Summary: Energy storage is the enabling technology for renewable energy, such as wind and solar, and particularly for the next generation of...
Summary: Energy storage is the enabling technology for renewable energy, such as wind and solar, and particularly for the next generation of hybrid electric vehicles, the plug-in hybrid electric vehicle (PHEV). If long-lived, low cost and safe batteries are to be developed, the materials limitations must be overcome. Intercalation is the predominant reaction mechanism in rechargeable batteries in use today. Intercalation processes, unlike conversion reactions, allow for fast ionic motion both on both lithium insertion and lithium removal. Moreover the structural maintenance during reaction permits essentially unlimited cycling of the material. Intercalation can occur within a single phase as originally demonstrated in titanium disulfide, or with the formation of a second phase, as demonstrated most recently in the vanadyl phosphates. Although two-phase reactions were thought to be rate-limiting, such is not necessarily the case with the phosphate finding extensive use in hybrid electric buses. This presentation will discuss the present status of materials, both bulk and nano, for the next generation of batteries, with an emphasis on the cathodes for lithium-ion batteries both high rate and high capacity. The status of “high-energy” systems such as Li/air and Li/S will also be described.
M. Stanley Whittingham, Ph.D. Stan Whittingham is a professor of chemistry and of materials science and director of the Materials Science Program and Institute for Materials Research at the State University of New York at Binghamton.

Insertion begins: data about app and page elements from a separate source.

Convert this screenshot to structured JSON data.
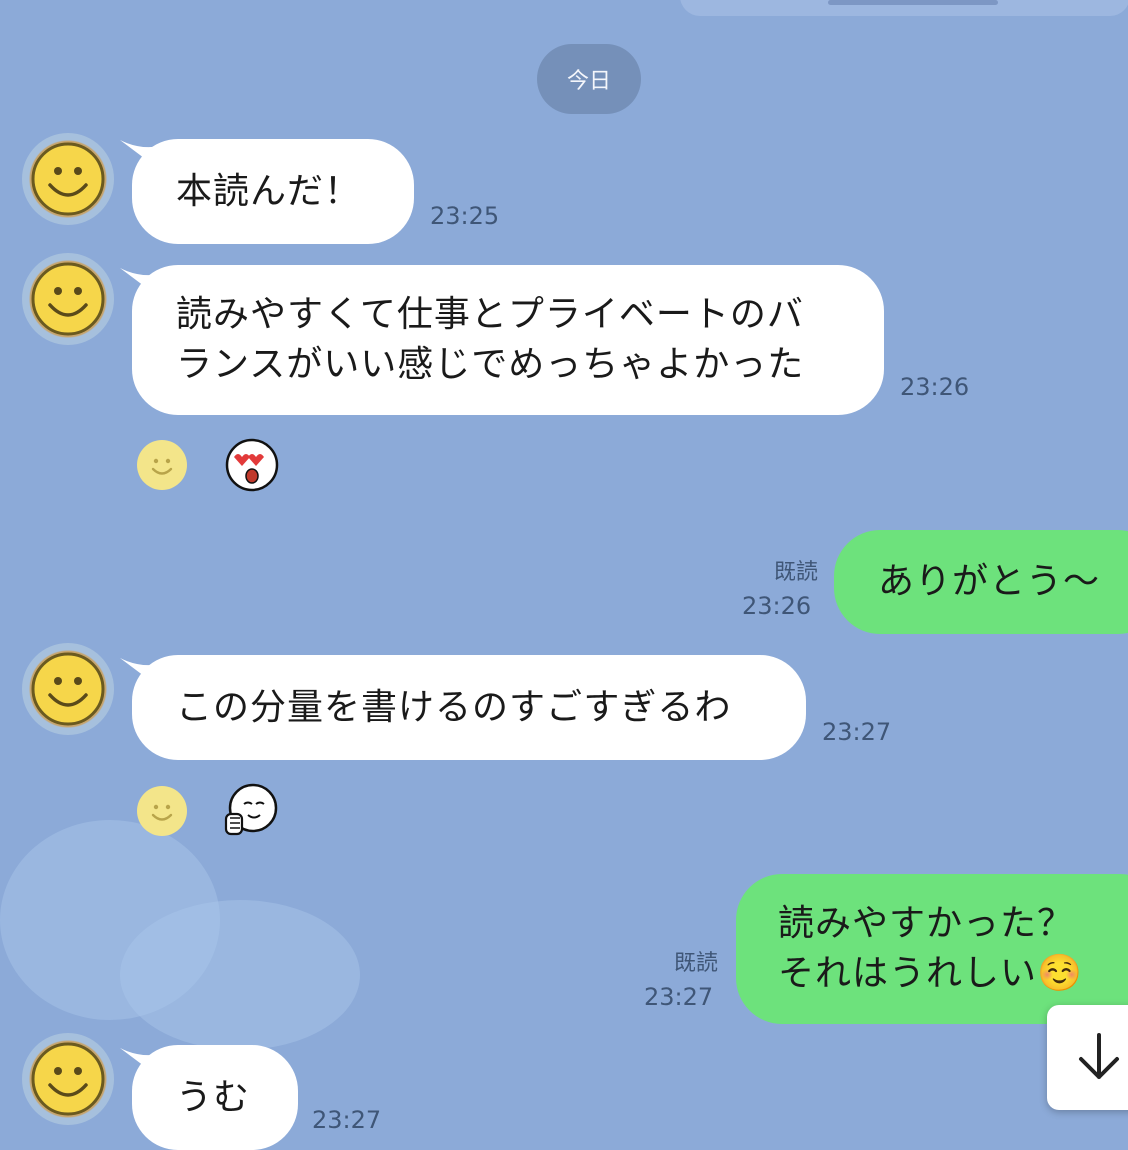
{
  "chat": {
    "date_divider": "今日",
    "messages": [
      {
        "side": "in",
        "text": "本読んだ！",
        "time": "23:25"
      },
      {
        "side": "in",
        "lines": [
          "読みやすくて仕事とプライベートのバ",
          "ランスがいい感じでめっちゃよかった"
        ],
        "time": "23:26",
        "reactions": [
          "smile-icon",
          "heart-eyes-sticker"
        ]
      },
      {
        "side": "out",
        "text": "ありがとう〜",
        "read": "既読",
        "time": "23:26"
      },
      {
        "side": "in",
        "text": "この分量を書けるのすごすぎるわ",
        "time": "23:27",
        "reactions": [
          "smile-icon",
          "thumbs-up-sticker"
        ]
      },
      {
        "side": "out",
        "lines": [
          "読みやすかった？",
          "それはうれしい☺️"
        ],
        "read": "既読",
        "time": "23:27"
      },
      {
        "side": "in",
        "text": "うむ",
        "time": "23:27"
      }
    ]
  },
  "scroll_button": {
    "icon": "arrow-down-icon"
  },
  "colors": {
    "background": "#8caad8",
    "incoming": "#ffffff",
    "outgoing": "#6de27c"
  }
}
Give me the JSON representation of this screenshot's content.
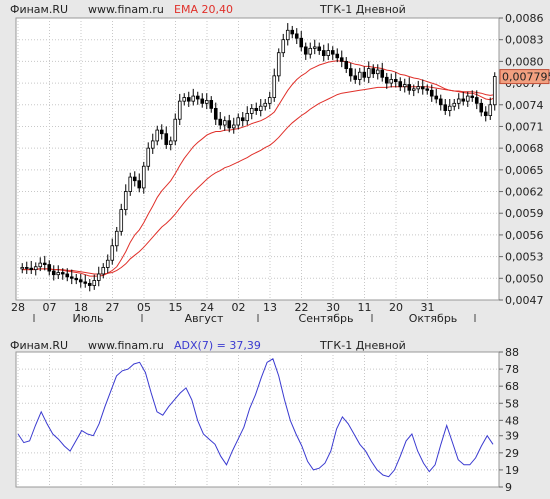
{
  "top_panel": {
    "source": "Финам.RU",
    "site": "www.finam.ru",
    "indicator": "EMA 20,40",
    "title": "ТГК-1 Дневной",
    "last_price": "0,007795"
  },
  "bottom_panel": {
    "source": "Финам.RU",
    "site": "www.finam.ru",
    "indicator": "ADX(7) = 37,39",
    "title": "ТГК-1 Дневной"
  },
  "colors": {
    "background": "#e8e8e8",
    "plot_bg": "#ffffff",
    "grid": "#c8c8c8",
    "ema": "#e0302a",
    "adx": "#3a3ad0",
    "candle_up": "#ffffff",
    "candle_down": "#000000",
    "price_tag": "#f2a080"
  },
  "chart_data": [
    {
      "type": "candlestick",
      "title": "ТГК-1 Дневной",
      "ylim": [
        0.0047,
        0.0086
      ],
      "y_ticks": [
        "0,0086",
        "0,0083",
        "0,0080",
        "0,0077",
        "0,0074",
        "0,0071",
        "0,0068",
        "0,0065",
        "0,0062",
        "0,0059",
        "0,0056",
        "0,0053",
        "0,0050",
        "0,0047"
      ],
      "x_day_ticks": [
        "28",
        "07",
        "18",
        "27",
        "05",
        "15",
        "24",
        "02",
        "13",
        "22",
        "30",
        "11",
        "20",
        "31"
      ],
      "x_month_labels": [
        "Июль",
        "Август",
        "Сентябрь",
        "Октябрь"
      ],
      "grid": true,
      "close": [
        0.00515,
        0.00514,
        0.00512,
        0.00516,
        0.00521,
        0.00519,
        0.0051,
        0.00505,
        0.00508,
        0.00506,
        0.00502,
        0.005,
        0.00498,
        0.00495,
        0.00493,
        0.0049,
        0.00497,
        0.00506,
        0.00515,
        0.00525,
        0.00545,
        0.00565,
        0.00595,
        0.0062,
        0.0064,
        0.00635,
        0.00625,
        0.00655,
        0.0068,
        0.0069,
        0.00705,
        0.007,
        0.00685,
        0.0069,
        0.0072,
        0.00745,
        0.0075,
        0.00745,
        0.00752,
        0.00748,
        0.00742,
        0.00746,
        0.00735,
        0.0072,
        0.00712,
        0.00718,
        0.00708,
        0.00712,
        0.00722,
        0.00718,
        0.00728,
        0.00735,
        0.00732,
        0.00738,
        0.00742,
        0.0075,
        0.0078,
        0.00812,
        0.0083,
        0.00843,
        0.00838,
        0.00832,
        0.0082,
        0.0081,
        0.00818,
        0.0082,
        0.00815,
        0.00808,
        0.00815,
        0.0081,
        0.00805,
        0.008,
        0.0079,
        0.0078,
        0.00775,
        0.00785,
        0.00778,
        0.0079,
        0.00783,
        0.00788,
        0.00778,
        0.0077,
        0.00775,
        0.00772,
        0.00765,
        0.00768,
        0.0076,
        0.00762,
        0.00765,
        0.00762,
        0.0076,
        0.00752,
        0.00748,
        0.0074,
        0.00732,
        0.00738,
        0.00742,
        0.00748,
        0.00745,
        0.00752,
        0.0075,
        0.00742,
        0.0073,
        0.00725,
        0.0074,
        0.00779
      ],
      "series": [
        {
          "name": "EMA 20",
          "values": [
            0.00512,
            0.00512,
            0.00512,
            0.00513,
            0.00513,
            0.00513,
            0.00513,
            0.00512,
            0.00512,
            0.00511,
            0.0051,
            0.00509,
            0.00508,
            0.00507,
            0.00505,
            0.00503,
            0.00503,
            0.00503,
            0.00504,
            0.00507,
            0.00511,
            0.00516,
            0.00526,
            0.00537,
            0.0055,
            0.0056,
            0.00567,
            0.00577,
            0.00589,
            0.006,
            0.00612,
            0.00621,
            0.00628,
            0.00635,
            0.00645,
            0.00656,
            0.00666,
            0.00674,
            0.00682,
            0.00688,
            0.00693,
            0.00698,
            0.00701,
            0.00703,
            0.00703,
            0.00705,
            0.00705,
            0.00706,
            0.00707,
            0.00709,
            0.00711,
            0.00714,
            0.00716,
            0.00718,
            0.00721,
            0.00725,
            0.0073,
            0.0074,
            0.0075,
            0.0076,
            0.00768,
            0.00775,
            0.0078,
            0.00784,
            0.00789,
            0.00792,
            0.00795,
            0.00797,
            0.00799,
            0.008,
            0.00801,
            0.008,
            0.008,
            0.00798,
            0.00796,
            0.00795,
            0.00793,
            0.00793,
            0.00792,
            0.00791,
            0.0079,
            0.00788,
            0.00787,
            0.00785,
            0.00782,
            0.00781,
            0.00779,
            0.00777,
            0.00776,
            0.00774,
            0.00772,
            0.0077,
            0.00768,
            0.00765,
            0.00762,
            0.0076,
            0.00759,
            0.00758,
            0.00757,
            0.00756,
            0.00756,
            0.00754,
            0.00751,
            0.00748,
            0.00747,
            0.0075
          ]
        },
        {
          "name": "EMA 40",
          "values": [
            0.00512,
            0.00512,
            0.00512,
            0.00512,
            0.00513,
            0.00513,
            0.00513,
            0.00512,
            0.00512,
            0.00512,
            0.00511,
            0.00511,
            0.0051,
            0.00509,
            0.00508,
            0.00507,
            0.00506,
            0.00506,
            0.00506,
            0.00507,
            0.00508,
            0.00511,
            0.00515,
            0.0052,
            0.00527,
            0.00532,
            0.00537,
            0.00543,
            0.0055,
            0.00557,
            0.00564,
            0.00571,
            0.00576,
            0.00582,
            0.00589,
            0.00597,
            0.00605,
            0.00612,
            0.00619,
            0.00625,
            0.00631,
            0.00637,
            0.00642,
            0.00646,
            0.00649,
            0.00653,
            0.00655,
            0.00658,
            0.00661,
            0.00664,
            0.00667,
            0.00671,
            0.00674,
            0.00677,
            0.00681,
            0.00684,
            0.00689,
            0.00695,
            0.00702,
            0.00709,
            0.00715,
            0.0072,
            0.00725,
            0.00729,
            0.00734,
            0.00738,
            0.00742,
            0.00745,
            0.00748,
            0.00751,
            0.00754,
            0.00756,
            0.00757,
            0.00758,
            0.00759,
            0.0076,
            0.00761,
            0.00762,
            0.00763,
            0.00764,
            0.00764,
            0.00764,
            0.00765,
            0.00765,
            0.00765,
            0.00765,
            0.00765,
            0.00765,
            0.00765,
            0.00765,
            0.00765,
            0.00764,
            0.00763,
            0.00762,
            0.00761,
            0.0076,
            0.00759,
            0.00759,
            0.00758,
            0.00758,
            0.00758,
            0.00757,
            0.00756,
            0.00754,
            0.00753,
            0.00754
          ]
        }
      ]
    },
    {
      "type": "line",
      "title": "ТГК-1 Дневной",
      "ylim": [
        9,
        88
      ],
      "y_ticks": [
        "88",
        "78",
        "68",
        "58",
        "48",
        "39",
        "29",
        "19",
        "9"
      ],
      "grid": true,
      "series": [
        {
          "name": "ADX(7)",
          "values": [
            40,
            35,
            36,
            45,
            53,
            46,
            40,
            37,
            33,
            30,
            36,
            42,
            40,
            39,
            46,
            56,
            65,
            74,
            77,
            78,
            81,
            82,
            76,
            64,
            53,
            51,
            56,
            60,
            64,
            67,
            60,
            48,
            40,
            37,
            34,
            27,
            22,
            30,
            37,
            44,
            55,
            63,
            73,
            82,
            84,
            74,
            60,
            48,
            40,
            33,
            24,
            19,
            20,
            23,
            30,
            43,
            50,
            46,
            40,
            34,
            30,
            24,
            19,
            16,
            15,
            19,
            27,
            36,
            40,
            30,
            23,
            18,
            22,
            34,
            45,
            35,
            25,
            22,
            22,
            26,
            33,
            39,
            34
          ]
        }
      ]
    }
  ]
}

He received his BA and D Phil degrees in chemistry from Oxford University. In 1968, he joined the Materials Science Department at Stanford University as a postdoctoral research associate to study fast-ion transport in solids and in 1971 won the Young Author Award of the Electrochemical Society for his work on the solid electrolyte beta-alumina. In 1972, he joined Exxon Research and Engineering Company to initiate a program in alternative energy production and storage. He discovered there the role of intercalation in battery reactions, which resulted in the first commercial lithium rechargeable batteries. After 16 years in industry, he joined the Binghamton campus of the State University of New York as a professor of chemistry to initiate an academic program in materials chemistry. His recent work focuses on the synthesis and characterization of novel microporous and nano-oxides and phosphates for possible electrochemical and sensor applications. He was principal editor of the Journal Solid State Ionics for 20 years. He won the Battery Research Award of the Electrochemical Society in 2002, and was elected a Fellow of the Electrochemical Society in 2004. In addition he was awarded a JSPS Fellowship in the Physics Department of the University of Tokyo. In 2007, he co-chaired the battery section of the US DOE Workshop on Energy Storage, and presented its recommendations at the National Meetings of the American Chemical Society and the Materials Research Society as well as in the April 2008 issue of the Materials Research Society Bulletin. The last is now a text book with Cambridge University Press. In 2010 he received the NERM award of the American Chemical Society for his contributions to chemistry, and in 2012 he received the Yeager Award of the International Battery Association for his lifetime contributions to battery research. He is presently Director of the Northeastern Center for Chemical Energy Storage, a DOE Energy Frontier Research Center, based at Stony Brook University.